B − V color index vs. the logarithmic ratio between X-ray and bolometric luminosity. Her-Lyr objects are plotted in the same way as in Fig. 9. Then, envelopes to the distributions of the Pleiades and Hyades are displayed according to Maldonado et al. (2010, Fig. 8). The figure shows that the age of Her-Lyr is in between the ages of the Pleiades and the Hyades and similar to the LA.

Open with DEXTER
In the text
thumbnail Fig. 15

UV diagram showing the distribution of nearby (within 25  pc) late-type stars in UV-space. The Her-Lyr candidates are shown as black circles as in Fig. 9. The data for Her-Lyr is taken from López-Santiago et al. (2006). Downward triangles are Ursa Major (UMa) stars. The ellipses show the 3σ boundary of the displayed clusters as calculated from the space velocities of individual members. UV data are taken from Montes et al. (2001). In addition, the large black pluses show the mean velocities of some moving groups. The location and the ellipse of the Her-Lyr association is calculated from the canonical members.

Open with DEXTER
In the text
thumbnail Fig. 16

Mass function of the Her-Lyr association compared to the initial mass function (IMF). Only good candidates (membership criterion + and ? in Table 11) are included. The number of stars is N = μM− α with the stellar mass M in M, the proportionality factor μ, and the index α (see text). Only stars with M ≥ 0.8 M are used to fit μ. See text for further explanations.
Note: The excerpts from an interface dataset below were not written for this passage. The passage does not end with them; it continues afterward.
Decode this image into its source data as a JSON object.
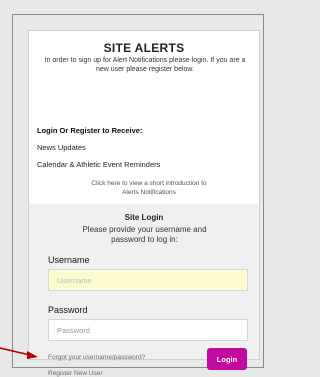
{
  "card": {
    "title": "SITE ALERTS",
    "intro": "In order to sign up for Alert Notifications please login. If you are a new user please register below.",
    "receive_heading": "Login Or Register to Receive:",
    "receive_items": [
      "News Updates",
      "Calendar & Athletic Event Reminders"
    ],
    "intro_link": "Click here to view a short introduction to Alerts Notifications"
  },
  "login": {
    "title": "Site Login",
    "subtitle": "Please provide your username and password to log in:",
    "username_label": "Username",
    "username_placeholder": "Username",
    "password_label": "Password",
    "password_placeholder": "Password",
    "forgot_link": "Forgot your username/password?",
    "register_link": "Register New User",
    "login_button": "Login"
  },
  "colors": {
    "login_button": "#c00aa0",
    "username_field_bg": "#fbfbcf",
    "arrow": "#b00000"
  }
}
Open with DEXTER
In the text

Current usage metrics show cumulative count of Article Views (full-text article views including HTML views, PDF and ePub downloads, according to the available data) and Abstracts Views on Vision4Press platform.

Data correspond to usage on the plateform after 2015. The current usage metrics is available 48-96 hours after online publication and is updated daily on week days.

Initial download of the metrics may take a while.